But the next day I was worrying about the next deal, with a few hundred dollars less in my bank account.
I repeated this pattern of pain - win - reward for many years before I realized what I was doing to myself.
Then I changed my focus.
I focused on the future, and set some bigger goals for myself.
I changed my reward system. I now measure my rewards in terms of how much closer I am getting to complete financial independence.
Consumption is nice, and my family and I do live well.
But I am much happier focusing on the day that making money will be optional and not a necessity of my daily existence. It's important to budget your commissions intelligently.
When you get a big commission check, take a substantial portion of it and save it. Build up your financial stockpile.

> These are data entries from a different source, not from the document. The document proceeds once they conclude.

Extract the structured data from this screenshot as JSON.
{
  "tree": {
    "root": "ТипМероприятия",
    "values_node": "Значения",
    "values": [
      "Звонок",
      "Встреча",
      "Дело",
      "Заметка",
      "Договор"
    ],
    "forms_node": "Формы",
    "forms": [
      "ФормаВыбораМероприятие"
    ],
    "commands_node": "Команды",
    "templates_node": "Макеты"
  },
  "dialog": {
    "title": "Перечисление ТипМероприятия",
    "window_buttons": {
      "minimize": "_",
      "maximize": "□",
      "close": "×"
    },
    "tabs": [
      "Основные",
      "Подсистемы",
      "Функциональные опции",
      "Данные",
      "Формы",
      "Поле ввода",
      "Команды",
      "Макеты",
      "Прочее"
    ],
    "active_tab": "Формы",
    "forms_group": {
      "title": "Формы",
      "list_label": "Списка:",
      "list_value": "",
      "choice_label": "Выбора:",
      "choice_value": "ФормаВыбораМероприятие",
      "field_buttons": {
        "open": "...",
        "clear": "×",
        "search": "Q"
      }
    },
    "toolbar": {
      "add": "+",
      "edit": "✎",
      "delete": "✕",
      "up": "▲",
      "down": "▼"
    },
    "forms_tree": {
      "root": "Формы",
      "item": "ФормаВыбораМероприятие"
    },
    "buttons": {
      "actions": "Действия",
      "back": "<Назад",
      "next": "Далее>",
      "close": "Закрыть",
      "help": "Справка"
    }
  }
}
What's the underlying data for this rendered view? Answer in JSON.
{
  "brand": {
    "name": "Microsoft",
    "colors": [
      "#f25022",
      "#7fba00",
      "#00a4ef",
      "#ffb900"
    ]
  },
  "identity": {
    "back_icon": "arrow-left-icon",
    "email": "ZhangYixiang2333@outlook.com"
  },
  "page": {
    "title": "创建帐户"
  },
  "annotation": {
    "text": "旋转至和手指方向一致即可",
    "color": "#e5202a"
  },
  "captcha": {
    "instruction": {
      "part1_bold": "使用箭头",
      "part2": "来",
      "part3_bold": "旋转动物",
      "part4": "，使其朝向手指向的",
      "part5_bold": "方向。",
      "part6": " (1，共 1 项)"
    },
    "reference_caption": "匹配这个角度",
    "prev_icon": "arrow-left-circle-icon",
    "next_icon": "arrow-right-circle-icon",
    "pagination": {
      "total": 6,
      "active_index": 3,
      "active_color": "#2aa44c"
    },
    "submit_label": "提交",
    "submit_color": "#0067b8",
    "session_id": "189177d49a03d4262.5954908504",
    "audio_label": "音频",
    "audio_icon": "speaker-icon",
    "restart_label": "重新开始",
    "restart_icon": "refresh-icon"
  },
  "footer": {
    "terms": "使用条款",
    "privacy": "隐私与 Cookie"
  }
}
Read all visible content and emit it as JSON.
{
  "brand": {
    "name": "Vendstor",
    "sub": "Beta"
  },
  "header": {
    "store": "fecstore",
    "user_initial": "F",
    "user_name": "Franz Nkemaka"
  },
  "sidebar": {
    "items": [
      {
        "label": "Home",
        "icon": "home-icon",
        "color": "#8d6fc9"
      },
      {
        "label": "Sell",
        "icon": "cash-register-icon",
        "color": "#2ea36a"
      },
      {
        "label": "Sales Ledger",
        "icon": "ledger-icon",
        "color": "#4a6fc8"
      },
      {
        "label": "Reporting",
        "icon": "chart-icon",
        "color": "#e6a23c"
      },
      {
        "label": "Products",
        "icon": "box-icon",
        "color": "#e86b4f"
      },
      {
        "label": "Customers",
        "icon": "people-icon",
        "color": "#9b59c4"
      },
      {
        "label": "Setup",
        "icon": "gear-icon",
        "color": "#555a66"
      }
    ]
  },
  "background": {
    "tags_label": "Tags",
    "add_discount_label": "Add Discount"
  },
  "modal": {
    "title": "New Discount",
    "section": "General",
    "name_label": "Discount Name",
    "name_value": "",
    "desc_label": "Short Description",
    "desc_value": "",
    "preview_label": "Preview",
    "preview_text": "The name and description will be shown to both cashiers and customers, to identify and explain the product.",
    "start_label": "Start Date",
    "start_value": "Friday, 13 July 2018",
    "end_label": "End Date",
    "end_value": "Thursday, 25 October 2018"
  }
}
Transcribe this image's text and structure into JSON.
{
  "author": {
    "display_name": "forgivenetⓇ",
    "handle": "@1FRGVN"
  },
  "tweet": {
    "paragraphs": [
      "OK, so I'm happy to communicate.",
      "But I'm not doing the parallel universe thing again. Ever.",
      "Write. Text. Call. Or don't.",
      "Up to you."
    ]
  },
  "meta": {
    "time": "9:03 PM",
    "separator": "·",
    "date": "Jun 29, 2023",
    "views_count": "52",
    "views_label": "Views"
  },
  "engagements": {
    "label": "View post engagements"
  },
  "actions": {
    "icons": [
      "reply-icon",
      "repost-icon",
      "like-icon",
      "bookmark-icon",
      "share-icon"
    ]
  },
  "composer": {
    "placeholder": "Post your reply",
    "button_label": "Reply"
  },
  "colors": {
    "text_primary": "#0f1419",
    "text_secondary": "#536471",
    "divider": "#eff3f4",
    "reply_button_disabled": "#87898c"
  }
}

Set better goals for yourself. Goals such as "I want to make $200K this year" aren't enough. You need to be more specific. You need to set goals for what you will do with this money (hint: complete financial independence is one of mine).
What you'll find when you build your financial stockpile is that the fear, frustration and stress you experience decreases.
And by setting bigger and better goals, you'll find it easier to build your financial stockpile because you'll have highly motivating goals to keep you on course.
After all, did you really get into sales to just so you could buy the latest and greatest cell phone every year?
© 1999-2004 Shamus Brown, All Rights Reserved.
About the Author
Shamus Brown is a Professional Sales Coach and former high-tech sales pro who began his career selling for IBM. Shamus has written more than 50 articles on selling and is the creator of the popular Persuasive Selling Skills CD Audio Program. You can read more of Shamus Brown's sales tips at (http://Sales-Tips.industrialEGO.com/) and you can learn more about his persuasive sales skills training at (http://www.Persuasive-Sales-Skills.com/)